[[ SUPPLIED RECORDS, beginning ]]

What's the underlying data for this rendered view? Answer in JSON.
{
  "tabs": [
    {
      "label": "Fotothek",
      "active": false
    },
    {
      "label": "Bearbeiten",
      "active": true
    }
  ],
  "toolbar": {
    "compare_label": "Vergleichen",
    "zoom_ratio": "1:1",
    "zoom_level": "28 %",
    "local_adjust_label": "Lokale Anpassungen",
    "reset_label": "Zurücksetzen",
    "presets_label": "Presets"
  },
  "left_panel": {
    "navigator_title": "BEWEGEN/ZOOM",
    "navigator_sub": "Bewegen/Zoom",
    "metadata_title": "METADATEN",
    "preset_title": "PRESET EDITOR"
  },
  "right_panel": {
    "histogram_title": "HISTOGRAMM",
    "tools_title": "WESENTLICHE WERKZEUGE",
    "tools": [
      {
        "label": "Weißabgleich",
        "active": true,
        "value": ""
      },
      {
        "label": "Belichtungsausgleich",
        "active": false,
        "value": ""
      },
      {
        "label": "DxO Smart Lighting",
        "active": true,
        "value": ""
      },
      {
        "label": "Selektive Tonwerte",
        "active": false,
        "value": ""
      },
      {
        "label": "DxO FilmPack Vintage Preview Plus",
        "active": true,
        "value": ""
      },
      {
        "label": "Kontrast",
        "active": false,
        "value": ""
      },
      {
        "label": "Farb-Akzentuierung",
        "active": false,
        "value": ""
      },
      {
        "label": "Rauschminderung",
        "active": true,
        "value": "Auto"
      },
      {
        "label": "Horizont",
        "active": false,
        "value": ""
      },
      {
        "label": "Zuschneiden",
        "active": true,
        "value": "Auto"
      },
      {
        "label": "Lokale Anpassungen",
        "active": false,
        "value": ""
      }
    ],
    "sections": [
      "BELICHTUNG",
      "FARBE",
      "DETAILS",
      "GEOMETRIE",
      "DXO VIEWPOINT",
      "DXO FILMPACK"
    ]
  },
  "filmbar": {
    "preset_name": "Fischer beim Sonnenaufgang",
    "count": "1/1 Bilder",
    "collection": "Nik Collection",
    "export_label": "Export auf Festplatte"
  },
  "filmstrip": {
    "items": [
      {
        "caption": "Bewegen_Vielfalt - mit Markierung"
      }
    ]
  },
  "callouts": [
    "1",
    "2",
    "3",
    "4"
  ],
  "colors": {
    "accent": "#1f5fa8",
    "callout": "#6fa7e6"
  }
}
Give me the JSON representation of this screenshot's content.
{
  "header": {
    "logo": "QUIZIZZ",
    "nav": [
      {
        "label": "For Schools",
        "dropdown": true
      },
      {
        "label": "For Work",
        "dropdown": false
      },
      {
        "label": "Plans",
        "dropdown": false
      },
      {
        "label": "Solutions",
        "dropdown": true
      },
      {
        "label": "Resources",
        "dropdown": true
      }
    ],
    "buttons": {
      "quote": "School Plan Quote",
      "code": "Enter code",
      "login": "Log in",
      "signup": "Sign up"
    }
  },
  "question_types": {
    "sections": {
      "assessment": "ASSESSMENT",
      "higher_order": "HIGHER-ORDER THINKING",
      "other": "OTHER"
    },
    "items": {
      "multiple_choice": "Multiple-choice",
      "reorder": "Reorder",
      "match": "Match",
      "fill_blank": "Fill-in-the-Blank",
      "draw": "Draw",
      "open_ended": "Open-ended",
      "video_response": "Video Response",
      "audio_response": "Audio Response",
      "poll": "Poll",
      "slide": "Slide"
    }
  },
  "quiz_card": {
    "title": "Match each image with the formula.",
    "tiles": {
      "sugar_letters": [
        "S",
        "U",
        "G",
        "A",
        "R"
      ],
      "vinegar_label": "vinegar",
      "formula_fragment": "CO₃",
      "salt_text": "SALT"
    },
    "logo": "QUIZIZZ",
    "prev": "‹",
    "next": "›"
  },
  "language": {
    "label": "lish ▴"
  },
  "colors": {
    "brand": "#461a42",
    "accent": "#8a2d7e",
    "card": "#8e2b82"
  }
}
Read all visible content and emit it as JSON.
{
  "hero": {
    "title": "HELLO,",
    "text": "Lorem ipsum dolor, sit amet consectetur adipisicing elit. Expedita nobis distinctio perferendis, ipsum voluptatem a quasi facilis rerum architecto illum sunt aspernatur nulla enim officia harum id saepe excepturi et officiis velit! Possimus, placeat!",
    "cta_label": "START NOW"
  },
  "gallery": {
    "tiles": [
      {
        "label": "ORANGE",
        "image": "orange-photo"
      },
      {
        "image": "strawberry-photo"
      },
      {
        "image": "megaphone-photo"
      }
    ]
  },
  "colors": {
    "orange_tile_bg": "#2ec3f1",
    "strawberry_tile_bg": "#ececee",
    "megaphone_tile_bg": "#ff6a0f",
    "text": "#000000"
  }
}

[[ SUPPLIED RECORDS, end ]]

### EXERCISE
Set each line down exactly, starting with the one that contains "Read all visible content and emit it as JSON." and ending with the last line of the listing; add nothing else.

### COMPLETED TASK
Read all visible content and emit it as JSON.
{
  "hero": {
    "title": "HELLO,",
    "text": "Lorem ipsum dolor, sit amet consectetur adipisicing elit. Expedita nobis distinctio perferendis, ipsum voluptatem a quasi facilis rerum architecto illum sunt aspernatur nulla enim officia harum id saepe excepturi et officiis velit! Possimus, placeat!",
    "cta_label": "START NOW"
  },
  "gallery": {
    "tiles": [
      {
        "label": "ORANGE",
        "image": "orange-photo"
      },
      {
        "image": "strawberry-photo"
      },
      {
        "image": "megaphone-photo"
      }
    ]
  },
  "colors": {
    "orange_tile_bg": "#2ec3f1",
    "strawberry_tile_bg": "#ececee",
    "megaphone_tile_bg": "#ff6a0f",
    "text": "#000000"
  }
}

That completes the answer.